Puar, J. K. (2007) Terrorist assemblages: Homonationalism in queer times. Durham, NC: Duke University Press.
Puar, J. & Rai, A. S. (2002) ‘Monster, Terrorist, Fag: The War on Terrorism and the Production
of Docile Patriots’, Social Text, 20(3), 117-148.
Dubrofsky, R. E., & Magnet, S. A. (eds.) (2015) Feminist surveillance studies, Durham NC: Duke University Press.
Kundnani, A. (2014) The Muslims are Coming, London: Verso.
Morsi, Y., (2017) Radical Skin, Moderate Masks, London: Rowman and Littlefield.
Kapoor, N. (2018) Deport Deprive Extradite: 21st Century State Extremism, London: Verso.
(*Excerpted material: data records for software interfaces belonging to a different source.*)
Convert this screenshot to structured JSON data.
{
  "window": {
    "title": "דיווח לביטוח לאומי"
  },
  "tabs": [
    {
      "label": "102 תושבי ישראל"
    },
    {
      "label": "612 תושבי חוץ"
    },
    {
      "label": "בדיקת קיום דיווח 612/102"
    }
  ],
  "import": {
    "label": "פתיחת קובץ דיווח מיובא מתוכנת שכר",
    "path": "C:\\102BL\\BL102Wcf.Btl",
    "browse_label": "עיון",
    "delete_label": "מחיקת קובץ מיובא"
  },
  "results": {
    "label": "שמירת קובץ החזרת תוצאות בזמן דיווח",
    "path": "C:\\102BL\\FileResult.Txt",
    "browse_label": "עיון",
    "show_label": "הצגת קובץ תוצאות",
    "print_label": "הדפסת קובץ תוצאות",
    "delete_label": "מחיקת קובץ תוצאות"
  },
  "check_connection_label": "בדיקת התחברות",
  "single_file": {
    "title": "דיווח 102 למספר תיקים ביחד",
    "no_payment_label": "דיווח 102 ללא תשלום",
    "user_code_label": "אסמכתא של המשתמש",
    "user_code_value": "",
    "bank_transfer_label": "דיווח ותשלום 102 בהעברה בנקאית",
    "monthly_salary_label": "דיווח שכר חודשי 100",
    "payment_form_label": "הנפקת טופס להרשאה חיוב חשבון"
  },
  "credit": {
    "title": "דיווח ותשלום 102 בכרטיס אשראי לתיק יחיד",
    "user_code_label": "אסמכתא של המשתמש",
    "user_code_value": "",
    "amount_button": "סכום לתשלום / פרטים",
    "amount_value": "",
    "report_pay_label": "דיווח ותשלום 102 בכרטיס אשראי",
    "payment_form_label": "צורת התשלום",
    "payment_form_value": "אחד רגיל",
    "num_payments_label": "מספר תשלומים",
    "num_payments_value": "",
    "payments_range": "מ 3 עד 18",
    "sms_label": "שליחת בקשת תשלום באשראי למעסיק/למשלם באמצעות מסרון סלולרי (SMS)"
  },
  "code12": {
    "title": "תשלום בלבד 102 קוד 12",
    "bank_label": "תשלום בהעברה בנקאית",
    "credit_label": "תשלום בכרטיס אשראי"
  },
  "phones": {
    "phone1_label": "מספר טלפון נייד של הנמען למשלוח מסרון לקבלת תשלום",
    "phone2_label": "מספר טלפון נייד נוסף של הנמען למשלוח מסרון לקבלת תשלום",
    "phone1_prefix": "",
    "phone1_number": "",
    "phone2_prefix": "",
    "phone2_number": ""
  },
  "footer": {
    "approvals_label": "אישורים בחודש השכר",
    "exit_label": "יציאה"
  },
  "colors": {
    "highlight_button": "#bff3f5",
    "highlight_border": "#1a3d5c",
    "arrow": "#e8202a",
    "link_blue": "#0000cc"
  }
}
Sian, K. (2017) Countering racism in counter-terrorism and surveillance discourse, Palgrave Communications (3) doi:10.1057/s41599-017-0010-7
Sharma, S. & J. Nijjar (2018) ‘The racialized surveillant assemblage: Islam and the fear of terrorism’, Popular Communication. The International Journal of Media and Culture, 16(1), 72-85.
Subject specific skills
To demonstrate knowledge and understanding of the development of the social and historical constructions of surveillance practices, and their racialized, gendered and classed dimensions.
To be able to apply theoretical concepts and ideas to empirical case studies and different forms of security and surveillance.
To demonstrate knowledge and understanding of resistance practices against surveillance technologies and governmentalities as well as knowledge of critical theoretical perspectives on security.
To demonstrate critical analytical skills for interrogating and evaluating key concepts, theories and empirical research relating to security and surveillance techniques and technologies.
To engage with sociological and criminological texts on surveillance and security through the use of research-led learning and empirical data collection.
Evaluate strengths and limitations in theoretical approaches to surveillance and security and its raced, gendered and classed dimensions
Undertake independent, desk-based research skills.
Gather appropriate library and web-based resources that are appropriate for UG level 5.
Make theoretical, methodological and empirical evaluations and use the available evidence to construct and synthesise an argument in oral and written form.
Demonstrate effective time management skills.
Work effectively both independently and as part of a team.
Manage complex information and demonstrate critical analytical skills.
Develop oral presentation skills synthesising academic material in an effective manner.
|Seminars||9 sessions of 2 hours (12%)|
|Private study||132 hours (88%)|
Private study description
Reading and other preparation for workshops. Preparation and writing of formative work Preparation and writing of summative work
No further costs have been identified for this module.
You do not need to pass all assessment components to pass the module.
Students can register for this module without taking any assessment.
Assessment group C
15 minute presentation
The written examination for this module will be a seen paper. The exam questions and requirements will be circulated 21 days prior to the examination. Students can then begin to prepare for the examination but will not be allowed to contact the module convenor for advice or support once the questions have been circulated.
Feedback on assessment
Students will be given oral and written feedback on their summative presentations and some feedback on their exam scripts. \r\n\r\n They will also receive feedback from tutors and from peers during breakout discussions in the workshops on formative work that will be required for each reading every week.\r\n
This module is Core optional for:
- Year 3 of ULAA-ML33 Undergraduate Law and Sociology
This module is Optional for:
USOA-L301 BA in Sociology
- Year 2 of L301 Sociology
- Year 2 of L301 Sociology
- Year 2 of L301 Sociology
- Year 2 of USOA-L314 Undergraduate Sociology and Criminology
This module is Option list A for:
ULAA-ML34 BA in Law and Sociology (Qualifying Degree)
- Year 3 of ML34 Law and Sociology (Qualifying Degree)
- Year 4 of ML34 Law and Sociology (Qualifying Degree)
- Year 4 of ULAA-ML33 Undergraduate Law and Sociology
This module is Option list B for:
- Year 2 of UPOA-ML13 Undergraduate Politics and Sociology
This module is Option list D for:
- Year 2 of UHIA-VL13 Undergraduate History and Sociology